In addition, as vitamin C is water-soluble, it is not only readily absorbed and circulated throughout the body, but readily excreted as well. Because of this, frequent doses of vitamin C are highly recommended just to meet the RDA. Vitamin E is a fat-soluble vitamin, which makes it less readily excreted. However, as vitamin E is one of the body's primary defenders against oxidation, it is quickly used up and therefore also needs to be replenished rather frequently.

Studies And Their Conclusions
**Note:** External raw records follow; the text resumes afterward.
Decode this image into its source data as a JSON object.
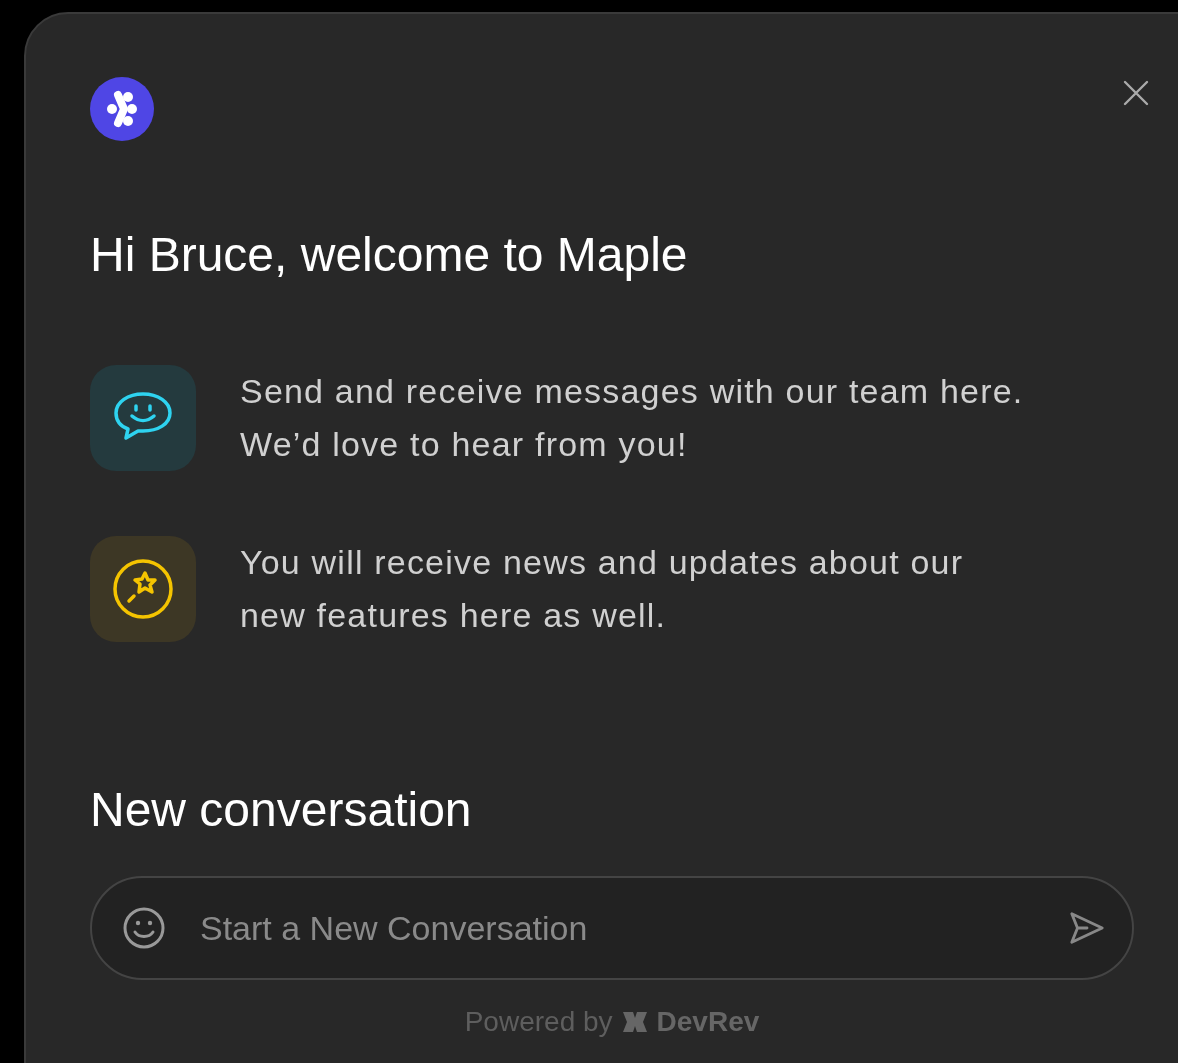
{
  "greeting": "Hi Bruce, welcome to Maple",
  "features": [
    {
      "kind": "chat",
      "text": "Send and receive messages with our team here. We’d love to hear from you!"
    },
    {
      "kind": "news",
      "text": "You will receive news and updates about our new features here as well."
    }
  ],
  "section_title": "New conversation",
  "composer": {
    "placeholder": "Start a New Conversation"
  },
  "footer": {
    "text": "Powered by",
    "brand": "DevRev"
  }
}
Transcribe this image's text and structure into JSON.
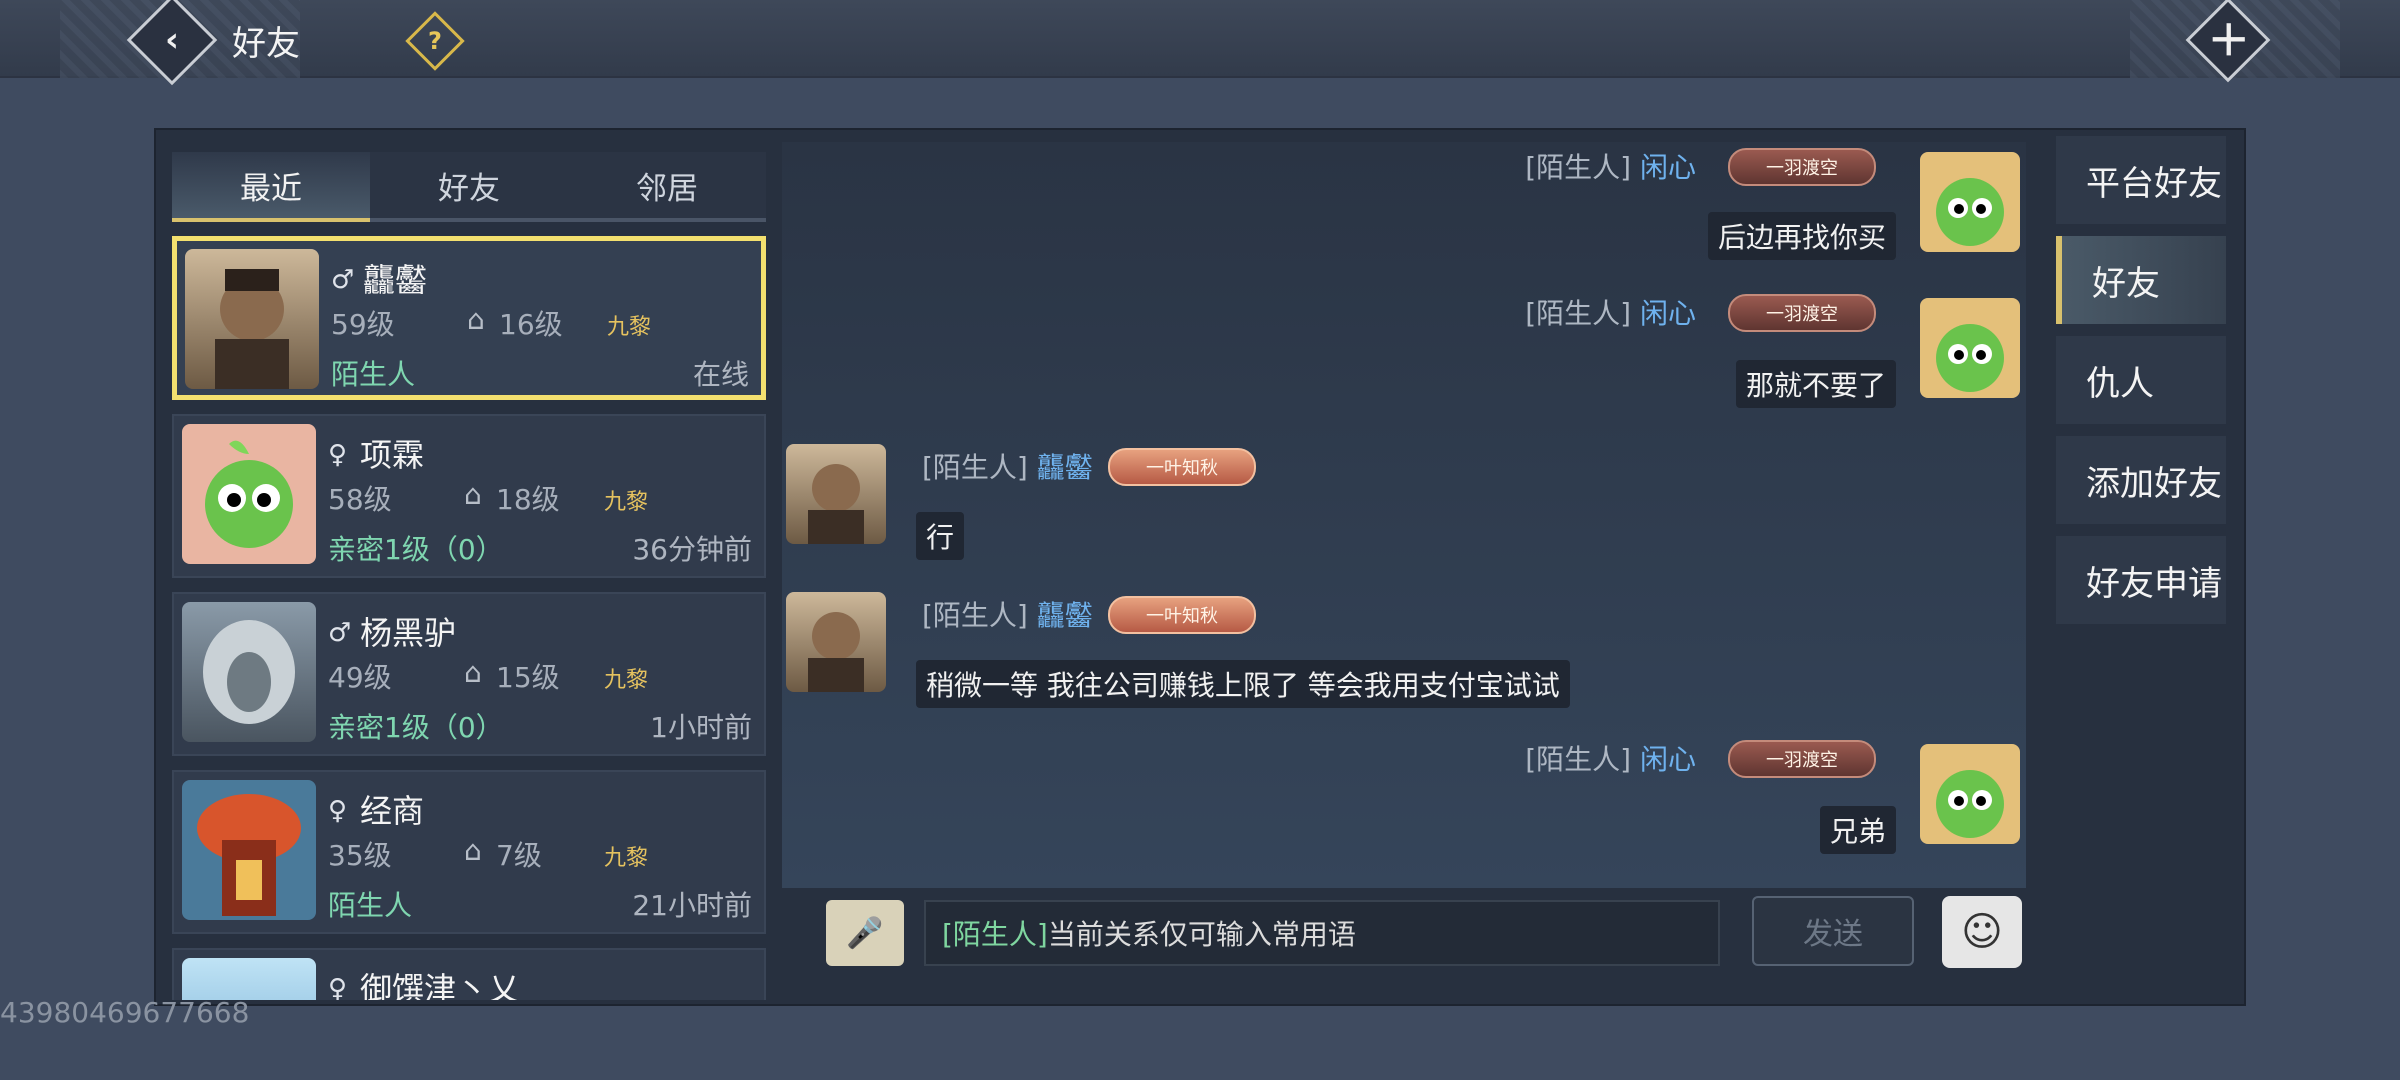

A great deal of research is being conducted on larger doses of vitamins E and C in the prevention of life-threatening diseases. One such disease happens to be America's number one cause of death - Coronary Heart Disease (CHD). Other diseases studied include several types of cancer such as colon, prostate, pancreatic, lung and esophageal.

One set of studies, the Alpha-Tocopherol, Beta-Carotene Cancer Prevention Study with Low-dose Vitamin E Supplementation (50 mg daily) and the Cambridge Heart Antioxidant Study (400-800 mg daily) resulted in evidence that large supplemental doses of vitamin E significantly reduces the risk of prostate cancer.

Within this study, a group of 29, 133 male smokers in Finland (50-69 years of age), took a pill containing either 50 mg alpha-tocopherol (a form of vitamin E), 20 mg beta-carotene, both or a placebo daily for 8 years.

"Results from this study showed that daily supplementation with vitamin E pills reduced the chance of having a heart attack by 77 percent."

Results have shown that those individuals taking the vitamin E had 32 percent fewer cases of prostate cancer and 41 percent fewer deaths from prostate cancer. Another study from Cambridge, England looked at the effect of 400-800 IU (~120 mg) of vitamin E per day on 2000 people who were currently suffering from CHD.

Results from this study showed that daily supplementation with vitamin E pills reduced the chance of having a heart attack by 77 percent. The benefits of vitamin C supplementation were also demonstrated in a study conducted by researchers at Cambridge University in the UK. They examined the relationship between blood levels of vitamin C status and angina in women aged 45-74. They found that those women with higher vitamin C levels had a 66 percent reduced risk of angina. In addition, other studies regarding vitamin C have shown a protective effect with regards to several forms of cancer (e.g., prostate, lung, colon and breast cancers).

Application

It is clear that the antioxidant vitamins E and C do have a significant positive effect on the body. Sound evidence has shown that by increasing daily intake of these two vitamins to more than twice that of the RDA, the probability of obtaining two of the most deadly diseases are greatly reduced. This is not to say that such vitamins are to be now labeled "wonder drugs", as there are still many studies in progress in determining their full effects in prevention and treatment of certain diseases.

It is still essential that a healthy diet and active lifestyle be maintained. Yet still, when comparing the overall benefit of supplementation of vitamins E and C, it is evident that the health benefits far outweigh the alternative. Therefore, supplementing vitamin C and E in addition to daily exercise and a healthy diet may be one of the healthiest resolutions of the millennium yet!

References

Adams AK et al. Antioxidant vitamins and the prevention of coronary heart disease. Am Fam Physician 1999;Sep 1;60(3):895-904.
Kristal AR et al. Vitamin and mineral supplement use is associated with reduced risk of prostate cancer. Cancer Epidemiol Biomarkers Prev 1999;8(10):887-92.
Marchioli R. Antioxidant vitamins and prevention of cardiovascular disease: laboratory, epidemiological and clinical trial data. Pharmacol Res 1999 Sep; 40(3):227-38.
Whitney H, Cataldo C, Rolfes S. Understanding Normal and Clinical Nutrition. Wadsworth Publishing Company; 1998.
Author: Kelli Trampe is currently finishing her studies in nutrition and dietetics at the University of Nebraska-Kearney. She can be reached at Kellitrm@aol.com.